■ INFORMATION ■
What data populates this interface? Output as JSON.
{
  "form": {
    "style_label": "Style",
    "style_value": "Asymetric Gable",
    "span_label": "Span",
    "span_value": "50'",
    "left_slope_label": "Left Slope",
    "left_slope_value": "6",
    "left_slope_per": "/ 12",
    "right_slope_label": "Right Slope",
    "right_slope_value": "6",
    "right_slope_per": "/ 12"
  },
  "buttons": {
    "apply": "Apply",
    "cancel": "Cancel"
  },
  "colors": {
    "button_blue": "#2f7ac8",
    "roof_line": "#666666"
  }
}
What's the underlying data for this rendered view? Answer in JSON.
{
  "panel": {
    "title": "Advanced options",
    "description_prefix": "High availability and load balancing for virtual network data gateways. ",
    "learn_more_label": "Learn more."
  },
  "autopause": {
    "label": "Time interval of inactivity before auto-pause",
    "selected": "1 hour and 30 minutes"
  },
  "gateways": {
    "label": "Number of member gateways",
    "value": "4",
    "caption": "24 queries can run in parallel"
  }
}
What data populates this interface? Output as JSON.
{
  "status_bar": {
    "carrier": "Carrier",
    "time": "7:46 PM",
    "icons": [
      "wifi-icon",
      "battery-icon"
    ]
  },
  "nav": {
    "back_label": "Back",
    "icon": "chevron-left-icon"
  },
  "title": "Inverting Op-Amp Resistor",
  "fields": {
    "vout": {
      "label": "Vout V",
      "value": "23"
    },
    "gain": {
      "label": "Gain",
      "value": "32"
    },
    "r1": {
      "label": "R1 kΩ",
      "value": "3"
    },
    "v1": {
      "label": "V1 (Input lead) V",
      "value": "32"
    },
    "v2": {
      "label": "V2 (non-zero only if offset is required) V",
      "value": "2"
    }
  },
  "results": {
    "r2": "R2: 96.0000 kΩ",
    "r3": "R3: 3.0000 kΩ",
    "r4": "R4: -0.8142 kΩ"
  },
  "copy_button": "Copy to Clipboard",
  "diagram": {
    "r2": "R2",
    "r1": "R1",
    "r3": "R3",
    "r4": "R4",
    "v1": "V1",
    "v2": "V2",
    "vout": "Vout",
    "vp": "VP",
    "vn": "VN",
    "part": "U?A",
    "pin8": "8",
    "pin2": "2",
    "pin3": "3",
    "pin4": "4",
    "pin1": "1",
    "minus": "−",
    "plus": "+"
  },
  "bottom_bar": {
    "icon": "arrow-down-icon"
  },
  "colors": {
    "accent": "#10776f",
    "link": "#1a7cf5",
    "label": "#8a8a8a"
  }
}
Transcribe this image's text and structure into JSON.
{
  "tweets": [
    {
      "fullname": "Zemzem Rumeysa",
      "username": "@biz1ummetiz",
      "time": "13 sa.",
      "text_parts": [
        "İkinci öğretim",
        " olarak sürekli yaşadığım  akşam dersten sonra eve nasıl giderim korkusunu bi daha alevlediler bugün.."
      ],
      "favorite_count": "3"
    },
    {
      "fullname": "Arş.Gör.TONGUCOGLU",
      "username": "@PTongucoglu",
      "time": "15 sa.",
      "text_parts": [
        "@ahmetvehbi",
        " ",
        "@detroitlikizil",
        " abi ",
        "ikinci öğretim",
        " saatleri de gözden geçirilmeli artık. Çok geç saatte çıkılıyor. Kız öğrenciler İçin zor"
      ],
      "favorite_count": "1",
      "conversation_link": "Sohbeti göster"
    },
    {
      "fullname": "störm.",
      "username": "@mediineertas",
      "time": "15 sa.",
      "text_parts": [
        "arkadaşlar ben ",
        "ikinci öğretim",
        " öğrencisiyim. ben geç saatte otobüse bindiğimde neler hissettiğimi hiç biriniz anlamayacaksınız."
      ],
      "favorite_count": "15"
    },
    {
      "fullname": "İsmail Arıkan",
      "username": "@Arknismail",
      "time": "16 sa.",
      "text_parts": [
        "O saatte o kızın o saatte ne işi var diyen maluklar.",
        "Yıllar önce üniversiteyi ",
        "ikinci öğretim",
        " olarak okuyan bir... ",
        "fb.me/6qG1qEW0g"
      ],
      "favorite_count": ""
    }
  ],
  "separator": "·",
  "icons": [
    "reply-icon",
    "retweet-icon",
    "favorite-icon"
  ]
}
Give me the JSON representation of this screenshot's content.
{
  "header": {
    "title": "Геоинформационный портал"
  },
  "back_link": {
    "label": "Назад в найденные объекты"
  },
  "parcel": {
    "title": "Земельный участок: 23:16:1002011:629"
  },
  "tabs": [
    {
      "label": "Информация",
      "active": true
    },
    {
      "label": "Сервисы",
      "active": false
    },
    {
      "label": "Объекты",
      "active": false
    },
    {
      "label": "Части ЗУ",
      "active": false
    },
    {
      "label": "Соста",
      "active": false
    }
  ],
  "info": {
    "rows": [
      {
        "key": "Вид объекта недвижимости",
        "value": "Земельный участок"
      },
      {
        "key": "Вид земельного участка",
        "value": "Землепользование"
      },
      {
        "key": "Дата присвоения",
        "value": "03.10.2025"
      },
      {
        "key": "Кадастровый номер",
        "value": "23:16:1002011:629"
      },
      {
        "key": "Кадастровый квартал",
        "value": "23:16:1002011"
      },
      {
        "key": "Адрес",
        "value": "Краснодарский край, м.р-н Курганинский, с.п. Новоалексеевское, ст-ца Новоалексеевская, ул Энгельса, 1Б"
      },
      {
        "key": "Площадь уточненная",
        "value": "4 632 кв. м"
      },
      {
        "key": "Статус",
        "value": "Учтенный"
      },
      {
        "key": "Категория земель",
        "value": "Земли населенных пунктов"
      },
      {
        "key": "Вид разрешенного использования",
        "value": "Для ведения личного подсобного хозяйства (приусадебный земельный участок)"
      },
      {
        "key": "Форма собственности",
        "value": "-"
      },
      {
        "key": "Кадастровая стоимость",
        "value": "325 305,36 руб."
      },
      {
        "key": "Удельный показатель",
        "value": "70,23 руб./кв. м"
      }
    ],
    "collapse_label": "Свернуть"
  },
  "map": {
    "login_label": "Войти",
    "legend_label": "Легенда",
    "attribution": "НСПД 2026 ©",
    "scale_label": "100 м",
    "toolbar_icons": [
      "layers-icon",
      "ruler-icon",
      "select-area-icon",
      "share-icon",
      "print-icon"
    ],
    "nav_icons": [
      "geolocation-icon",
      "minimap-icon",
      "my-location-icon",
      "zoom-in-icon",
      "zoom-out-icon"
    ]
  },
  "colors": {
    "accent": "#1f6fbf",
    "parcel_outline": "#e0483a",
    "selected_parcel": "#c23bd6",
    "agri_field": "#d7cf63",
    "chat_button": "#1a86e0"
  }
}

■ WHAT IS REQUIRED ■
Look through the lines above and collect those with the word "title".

■ TASK RESULT ■
    "title": "Advanced options",
  "title": "Inverting Op-Amp Resistor",
    "title": "Геоинформационный портал"
    "title": "Земельный участок: 23:16:1002011:629"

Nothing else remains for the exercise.